- **WHAT YOU HAVE TO DO**
Set down each line of the data below exactly as it stands, dropping the pictures.

SUPPLIED RECORDS START

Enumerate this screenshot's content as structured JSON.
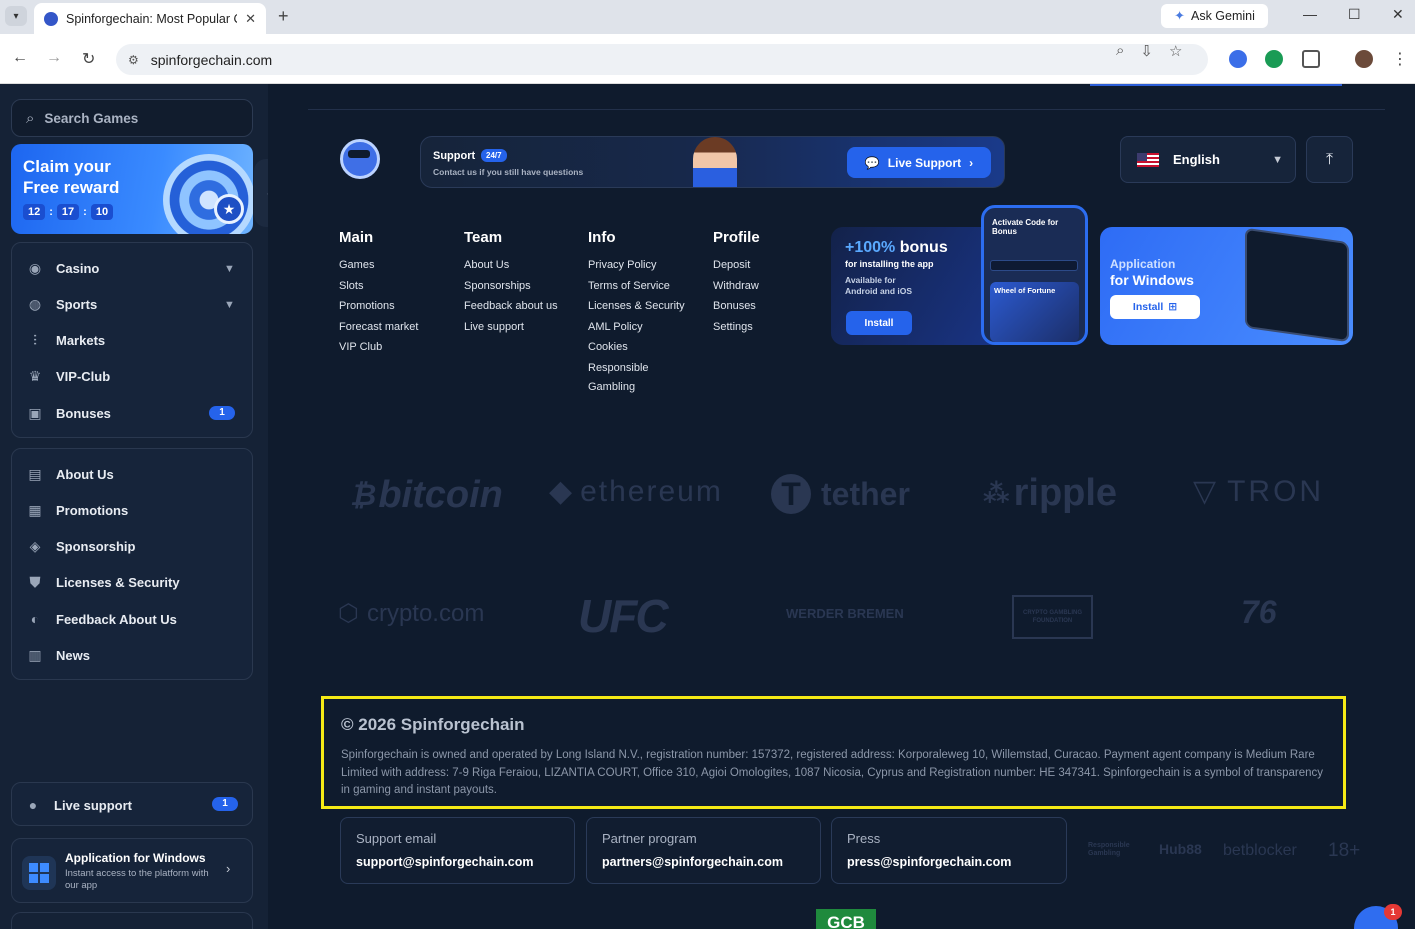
{
  "browser": {
    "tab_title": "Spinforgechain: Most Popular C",
    "url": "spinforgechain.com",
    "gemini_label": "Ask Gemini"
  },
  "sidebar": {
    "search_placeholder": "Search Games",
    "reward": {
      "title": "Claim your Free reward",
      "hours": "12",
      "minutes": "17",
      "seconds": "10"
    },
    "menu1": [
      {
        "label": "Casino",
        "icon": "casino-chip-icon"
      },
      {
        "label": "Sports",
        "icon": "sports-ball-icon"
      },
      {
        "label": "Markets",
        "icon": "markets-icon"
      },
      {
        "label": "VIP-Club",
        "icon": "crown-icon"
      },
      {
        "label": "Bonuses",
        "icon": "gift-icon",
        "badge": "1"
      }
    ],
    "menu2": [
      {
        "label": "About Us",
        "icon": "book-icon"
      },
      {
        "label": "Promotions",
        "icon": "promotions-icon"
      },
      {
        "label": "Sponsorship",
        "icon": "sponsorship-icon"
      },
      {
        "label": "Licenses & Security",
        "icon": "shield-icon"
      },
      {
        "label": "Feedback About Us",
        "icon": "feedback-icon"
      },
      {
        "label": "News",
        "icon": "news-icon"
      }
    ],
    "live_support": {
      "label": "Live support",
      "badge": "1"
    },
    "app_windows": {
      "title": "Application for Windows",
      "subtitle": "Instant access to the platform with our app"
    }
  },
  "header": {
    "support_title": "Support",
    "support_badge": "24/7",
    "support_subtitle": "Contact us if you still have questions",
    "live_support_button": "Live Support",
    "language": "English"
  },
  "footer_columns": [
    {
      "title": "Main",
      "links": [
        "Games",
        "Slots",
        "Promotions",
        "Forecast market",
        "VIP Club"
      ]
    },
    {
      "title": "Team",
      "links": [
        "About Us",
        "Sponsorships",
        "Feedback about us",
        "Live support"
      ]
    },
    {
      "title": "Info",
      "links": [
        "Privacy Policy",
        "Terms of Service",
        "Licenses & Security",
        "AML Policy",
        "Cookies",
        "Responsible",
        "Gambling"
      ]
    },
    {
      "title": "Profile",
      "links": [
        "Deposit",
        "Withdraw",
        "Bonuses",
        "Settings"
      ]
    }
  ],
  "promo_app": {
    "percent": "+100%",
    "bonus": "bonus",
    "subtitle": "for installing the app",
    "available": "Available for Android and iOS",
    "install": "Install",
    "phone_title": "Activate Code for Bonus",
    "phone_wheel": "Wheel of Fortune"
  },
  "promo_windows": {
    "line1": "Application",
    "line2": "for Windows",
    "install": "Install"
  },
  "partner_logos_row1": [
    "bitcoin",
    "ethereum",
    "tether",
    "ripple",
    "TRON"
  ],
  "partner_logos_row2": [
    "crypto.com",
    "UFC",
    "WERDER BREMEN",
    "CRYPTO GAMBLING FOUNDATION",
    "76"
  ],
  "legal": {
    "copyright": "© 2026 Spinforgechain",
    "text": "Spinforgechain is owned and operated by Long Island N.V., registration number: 157372, registered address: Korporaleweg 10, Willemstad, Curacao. Payment agent company is Medium Rare Limited with address: 7-9 Riga Feraiou, LIZANTIA COURT, Office 310, Agioi Omologites, 1087 Nicosia, Cyprus and Registration number: HE 347341. Spinforgechain is a symbol of transparency in gaming and instant payouts."
  },
  "contacts": [
    {
      "label": "Support email",
      "value": "support@spinforgechain.com"
    },
    {
      "label": "Partner program",
      "value": "partners@spinforgechain.com"
    },
    {
      "label": "Press",
      "value": "press@spinforgechain.com"
    }
  ],
  "rg_logos": [
    "Responsible Gambling",
    "Hub88",
    "betblocker",
    "18+"
  ],
  "gcb": "GCB",
  "chat_badge": "1",
  "colors": {
    "accent": "#2563eb",
    "highlight": "#f5ea15",
    "background": "#0f1b2d"
  }
}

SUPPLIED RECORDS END

- **RESPONSE AREA**
Enumerate this screenshot's content as structured JSON.
{
  "browser": {
    "tab_title": "Spinforgechain: Most Popular C",
    "url": "spinforgechain.com",
    "gemini_label": "Ask Gemini"
  },
  "sidebar": {
    "search_placeholder": "Search Games",
    "reward": {
      "title": "Claim your Free reward",
      "hours": "12",
      "minutes": "17",
      "seconds": "10"
    },
    "menu1": [
      {
        "label": "Casino",
        "icon": "casino-chip-icon"
      },
      {
        "label": "Sports",
        "icon": "sports-ball-icon"
      },
      {
        "label": "Markets",
        "icon": "markets-icon"
      },
      {
        "label": "VIP-Club",
        "icon": "crown-icon"
      },
      {
        "label": "Bonuses",
        "icon": "gift-icon",
        "badge": "1"
      }
    ],
    "menu2": [
      {
        "label": "About Us",
        "icon": "book-icon"
      },
      {
        "label": "Promotions",
        "icon": "promotions-icon"
      },
      {
        "label": "Sponsorship",
        "icon": "sponsorship-icon"
      },
      {
        "label": "Licenses & Security",
        "icon": "shield-icon"
      },
      {
        "label": "Feedback About Us",
        "icon": "feedback-icon"
      },
      {
        "label": "News",
        "icon": "news-icon"
      }
    ],
    "live_support": {
      "label": "Live support",
      "badge": "1"
    },
    "app_windows": {
      "title": "Application for Windows",
      "subtitle": "Instant access to the platform with our app"
    }
  },
  "header": {
    "support_title": "Support",
    "support_badge": "24/7",
    "support_subtitle": "Contact us if you still have questions",
    "live_support_button": "Live Support",
    "language": "English"
  },
  "footer_columns": [
    {
      "title": "Main",
      "links": [
        "Games",
        "Slots",
        "Promotions",
        "Forecast market",
        "VIP Club"
      ]
    },
    {
      "title": "Team",
      "links": [
        "About Us",
        "Sponsorships",
        "Feedback about us",
        "Live support"
      ]
    },
    {
      "title": "Info",
      "links": [
        "Privacy Policy",
        "Terms of Service",
        "Licenses & Security",
        "AML Policy",
        "Cookies",
        "Responsible",
        "Gambling"
      ]
    },
    {
      "title": "Profile",
      "links": [
        "Deposit",
        "Withdraw",
        "Bonuses",
        "Settings"
      ]
    }
  ],
  "promo_app": {
    "percent": "+100%",
    "bonus": "bonus",
    "subtitle": "for installing the app",
    "available": "Available for Android and iOS",
    "install": "Install",
    "phone_title": "Activate Code for Bonus",
    "phone_wheel": "Wheel of Fortune"
  },
  "promo_windows": {
    "line1": "Application",
    "line2": "for Windows",
    "install": "Install"
  },
  "partner_logos_row1": [
    "bitcoin",
    "ethereum",
    "tether",
    "ripple",
    "TRON"
  ],
  "partner_logos_row2": [
    "crypto.com",
    "UFC",
    "WERDER BREMEN",
    "CRYPTO GAMBLING FOUNDATION",
    "76"
  ],
  "legal": {
    "copyright": "© 2026 Spinforgechain",
    "text": "Spinforgechain is owned and operated by Long Island N.V., registration number: 157372, registered address: Korporaleweg 10, Willemstad, Curacao. Payment agent company is Medium Rare Limited with address: 7-9 Riga Feraiou, LIZANTIA COURT, Office 310, Agioi Omologites, 1087 Nicosia, Cyprus and Registration number: HE 347341. Spinforgechain is a symbol of transparency in gaming and instant payouts."
  },
  "contacts": [
    {
      "label": "Support email",
      "value": "support@spinforgechain.com"
    },
    {
      "label": "Partner program",
      "value": "partners@spinforgechain.com"
    },
    {
      "label": "Press",
      "value": "press@spinforgechain.com"
    }
  ],
  "rg_logos": [
    "Responsible Gambling",
    "Hub88",
    "betblocker",
    "18+"
  ],
  "gcb": "GCB",
  "chat_badge": "1",
  "colors": {
    "accent": "#2563eb",
    "highlight": "#f5ea15",
    "background": "#0f1b2d"
  }
}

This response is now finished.